This support article covers the setup and configuration of Ximea camera's with Swing Catalyst.
Note: In order to use Ximea camera's with Swing Catalyst you will need a Halcon USB dongle and a license. Please contact firstname.lastname@example.org to purchase a license.
Halcon installation & configuration instructions here:
Firmware change requirements
Your Ximea camera might require a firmware upgrade. This can be done through with xiCOP, bundled with the Ximea API.
Check the status to make sure you have an acceptable USB 3 host controller.
You can switch the camera to USB3 Vision through the xiCOP tool, click on "Switch Camera to USB3 Vision" to change the firmware on the device.
Installing generic USB3 drivers
Most USB3 camera manufacturer installers come with their own drivers. In order to use Halcon with a USB3 Vision compliant camera, it's necessary to change the driver from Ximea's driver to WinUSB.
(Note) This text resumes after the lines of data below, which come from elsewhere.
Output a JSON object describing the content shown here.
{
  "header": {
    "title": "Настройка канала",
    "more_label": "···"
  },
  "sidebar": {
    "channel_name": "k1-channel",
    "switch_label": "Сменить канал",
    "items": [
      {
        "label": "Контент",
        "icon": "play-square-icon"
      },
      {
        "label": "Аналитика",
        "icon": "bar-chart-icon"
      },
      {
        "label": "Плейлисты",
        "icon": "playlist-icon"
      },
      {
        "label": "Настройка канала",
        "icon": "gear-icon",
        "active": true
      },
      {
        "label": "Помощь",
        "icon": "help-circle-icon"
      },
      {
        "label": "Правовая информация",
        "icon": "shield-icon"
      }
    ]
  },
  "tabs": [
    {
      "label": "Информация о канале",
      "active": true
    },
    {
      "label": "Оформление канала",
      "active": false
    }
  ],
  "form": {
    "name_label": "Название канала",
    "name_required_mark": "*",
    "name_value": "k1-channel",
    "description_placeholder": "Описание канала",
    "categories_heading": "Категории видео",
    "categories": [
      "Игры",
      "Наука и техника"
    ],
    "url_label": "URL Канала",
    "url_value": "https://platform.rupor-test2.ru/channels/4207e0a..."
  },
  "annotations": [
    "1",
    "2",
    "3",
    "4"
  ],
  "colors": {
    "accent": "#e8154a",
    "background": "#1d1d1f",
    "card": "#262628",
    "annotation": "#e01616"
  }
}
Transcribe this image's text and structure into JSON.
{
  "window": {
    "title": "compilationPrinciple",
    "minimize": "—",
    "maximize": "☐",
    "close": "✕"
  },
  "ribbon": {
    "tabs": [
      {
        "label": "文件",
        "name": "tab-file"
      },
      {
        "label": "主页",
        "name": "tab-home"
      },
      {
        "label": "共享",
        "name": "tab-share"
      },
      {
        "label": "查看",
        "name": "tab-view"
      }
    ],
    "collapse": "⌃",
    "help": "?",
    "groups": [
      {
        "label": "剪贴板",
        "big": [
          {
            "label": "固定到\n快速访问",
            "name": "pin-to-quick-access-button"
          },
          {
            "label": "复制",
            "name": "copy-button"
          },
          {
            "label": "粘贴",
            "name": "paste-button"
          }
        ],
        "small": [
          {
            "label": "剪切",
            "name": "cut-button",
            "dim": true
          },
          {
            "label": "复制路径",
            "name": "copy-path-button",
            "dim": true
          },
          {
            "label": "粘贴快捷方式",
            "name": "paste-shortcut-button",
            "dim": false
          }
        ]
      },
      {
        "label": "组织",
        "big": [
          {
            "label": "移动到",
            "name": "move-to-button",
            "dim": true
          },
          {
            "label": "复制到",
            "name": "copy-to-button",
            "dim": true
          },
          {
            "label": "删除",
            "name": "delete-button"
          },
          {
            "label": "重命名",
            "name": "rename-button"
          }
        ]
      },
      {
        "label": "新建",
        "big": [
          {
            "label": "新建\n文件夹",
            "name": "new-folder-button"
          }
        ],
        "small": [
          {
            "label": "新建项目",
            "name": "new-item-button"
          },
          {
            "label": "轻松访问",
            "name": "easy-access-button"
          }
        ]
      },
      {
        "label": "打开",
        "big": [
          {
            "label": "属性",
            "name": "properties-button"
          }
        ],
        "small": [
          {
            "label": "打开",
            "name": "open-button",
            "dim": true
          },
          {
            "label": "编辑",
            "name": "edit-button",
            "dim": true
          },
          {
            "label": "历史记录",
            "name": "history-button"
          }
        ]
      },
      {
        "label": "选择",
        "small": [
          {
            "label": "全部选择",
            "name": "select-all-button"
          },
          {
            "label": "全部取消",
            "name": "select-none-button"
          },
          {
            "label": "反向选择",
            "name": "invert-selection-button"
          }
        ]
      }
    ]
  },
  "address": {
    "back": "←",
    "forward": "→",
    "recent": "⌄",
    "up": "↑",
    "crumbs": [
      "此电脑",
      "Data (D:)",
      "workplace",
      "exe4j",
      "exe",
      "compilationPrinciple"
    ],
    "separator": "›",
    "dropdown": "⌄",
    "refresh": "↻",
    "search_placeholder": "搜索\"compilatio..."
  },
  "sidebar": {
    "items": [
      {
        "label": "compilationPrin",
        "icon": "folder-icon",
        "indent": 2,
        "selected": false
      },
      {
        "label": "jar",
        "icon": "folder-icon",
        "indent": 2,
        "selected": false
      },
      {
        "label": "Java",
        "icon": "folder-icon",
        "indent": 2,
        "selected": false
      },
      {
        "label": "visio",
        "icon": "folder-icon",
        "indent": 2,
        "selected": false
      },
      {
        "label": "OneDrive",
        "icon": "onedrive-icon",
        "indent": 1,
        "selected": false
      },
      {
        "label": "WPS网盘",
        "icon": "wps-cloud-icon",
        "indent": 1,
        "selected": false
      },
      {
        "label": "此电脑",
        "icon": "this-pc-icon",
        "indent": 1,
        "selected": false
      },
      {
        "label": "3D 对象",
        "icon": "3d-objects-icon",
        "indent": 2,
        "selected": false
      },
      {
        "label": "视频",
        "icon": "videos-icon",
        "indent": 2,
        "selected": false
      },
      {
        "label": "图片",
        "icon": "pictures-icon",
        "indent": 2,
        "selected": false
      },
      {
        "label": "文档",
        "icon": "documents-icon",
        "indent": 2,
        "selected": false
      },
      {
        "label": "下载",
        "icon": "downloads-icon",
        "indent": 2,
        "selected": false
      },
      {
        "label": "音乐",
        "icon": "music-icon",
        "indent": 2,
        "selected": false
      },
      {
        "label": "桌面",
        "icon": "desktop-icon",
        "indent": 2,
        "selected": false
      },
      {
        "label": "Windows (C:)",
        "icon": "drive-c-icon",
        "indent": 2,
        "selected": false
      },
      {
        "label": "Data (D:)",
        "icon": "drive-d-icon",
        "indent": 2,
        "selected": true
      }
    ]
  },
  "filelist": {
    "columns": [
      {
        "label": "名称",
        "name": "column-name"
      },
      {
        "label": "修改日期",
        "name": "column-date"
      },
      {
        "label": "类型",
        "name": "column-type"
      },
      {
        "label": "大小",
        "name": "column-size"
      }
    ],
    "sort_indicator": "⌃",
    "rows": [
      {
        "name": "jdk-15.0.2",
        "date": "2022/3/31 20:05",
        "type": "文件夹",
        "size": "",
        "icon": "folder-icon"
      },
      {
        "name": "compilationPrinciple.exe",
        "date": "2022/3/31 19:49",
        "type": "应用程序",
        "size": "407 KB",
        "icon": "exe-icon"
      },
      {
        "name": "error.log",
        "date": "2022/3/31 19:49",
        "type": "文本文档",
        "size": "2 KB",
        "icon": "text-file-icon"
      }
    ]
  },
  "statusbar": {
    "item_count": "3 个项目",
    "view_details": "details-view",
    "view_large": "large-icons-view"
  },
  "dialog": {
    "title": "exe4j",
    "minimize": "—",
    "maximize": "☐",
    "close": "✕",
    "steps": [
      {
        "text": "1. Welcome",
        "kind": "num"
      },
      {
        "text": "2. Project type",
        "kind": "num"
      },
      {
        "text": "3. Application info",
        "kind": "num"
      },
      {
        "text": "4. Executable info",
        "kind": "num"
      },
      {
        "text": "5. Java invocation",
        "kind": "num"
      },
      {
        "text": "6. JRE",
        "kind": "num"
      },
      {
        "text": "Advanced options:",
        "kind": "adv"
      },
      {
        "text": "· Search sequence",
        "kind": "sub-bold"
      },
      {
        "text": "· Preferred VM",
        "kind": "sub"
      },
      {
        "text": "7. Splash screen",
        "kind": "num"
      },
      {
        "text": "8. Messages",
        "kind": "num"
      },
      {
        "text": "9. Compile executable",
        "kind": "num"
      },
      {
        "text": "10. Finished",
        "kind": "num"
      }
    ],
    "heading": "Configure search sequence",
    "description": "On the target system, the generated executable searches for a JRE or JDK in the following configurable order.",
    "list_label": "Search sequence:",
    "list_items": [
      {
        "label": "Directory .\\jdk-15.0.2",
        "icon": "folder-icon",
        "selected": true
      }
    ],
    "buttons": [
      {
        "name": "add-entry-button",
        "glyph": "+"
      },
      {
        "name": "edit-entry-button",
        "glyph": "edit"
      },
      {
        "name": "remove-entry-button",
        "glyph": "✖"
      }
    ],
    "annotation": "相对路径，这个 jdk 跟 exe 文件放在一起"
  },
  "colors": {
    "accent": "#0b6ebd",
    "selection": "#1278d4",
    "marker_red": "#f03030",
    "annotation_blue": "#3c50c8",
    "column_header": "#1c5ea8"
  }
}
This is done with a tool called Zadig (bundled with the Swing Catalyst Universal camera support zip file). Open Zadig and select List All Devices and uncheck Ignore Hubs or Composite Parents under Options. Locate the camera then click Replace Driver.
You want to change the driver on the composite parent. Depending on the camera model this might have a different name.
Different camera model, same procedure.
The camera now should show up in Swing Catalyst.
Configuring Ximea USB 3 camera's through Halcon
In Swing Catalyst, navigate to the Settings tab and to Cameras, locate your Ximea camera in the list then click Advanced.
- Navigate to the Configuration tab.
- Enable the num_buffers checkbox and enter 200 as the value.
Setting up Ximea USB3 Vision camera's
Lets have a look at how to set the exposure, shutter speed and frame rate.
Click the Settings tab & expand the AcquisitionControl tab, then enter the maximum (or lower) frame rate. From there Acquisition Timing Mode can be set to Frame rate, or FreeRun mode. Frame rate mode will allow you to set the frame rate, whereas freerun will run at the maximum frame rate possible.
Note: Frame rate can be limited by exposure values.
Setting exposure values
It's usually best to use a manual exposure for static environments, such as indoor studios. A fully auto exposure can cause the frame rate to be changed and lead to an inconsistent image. In this case we're not using auto exposure as we want to be able to control this ourselves. Generally an exposure time less than 2000 (2ms) is recommended.
Setting gain values
Similar to exposure, setting the gain to manual for static / indoor lighting conditions is best. The higher the exposure the more grainy the image will be and the longer the video encoding will take vs low gain.
Changing the image size
In some cases you want to reduce the image size to focus in on a specific area of the video image, for example to view the club and ball on impact in detail.
This can be done with area of interest, also known as AOI, and ROI, region of interest. Reducing the overall image size with this function also can give you a frame rate increase.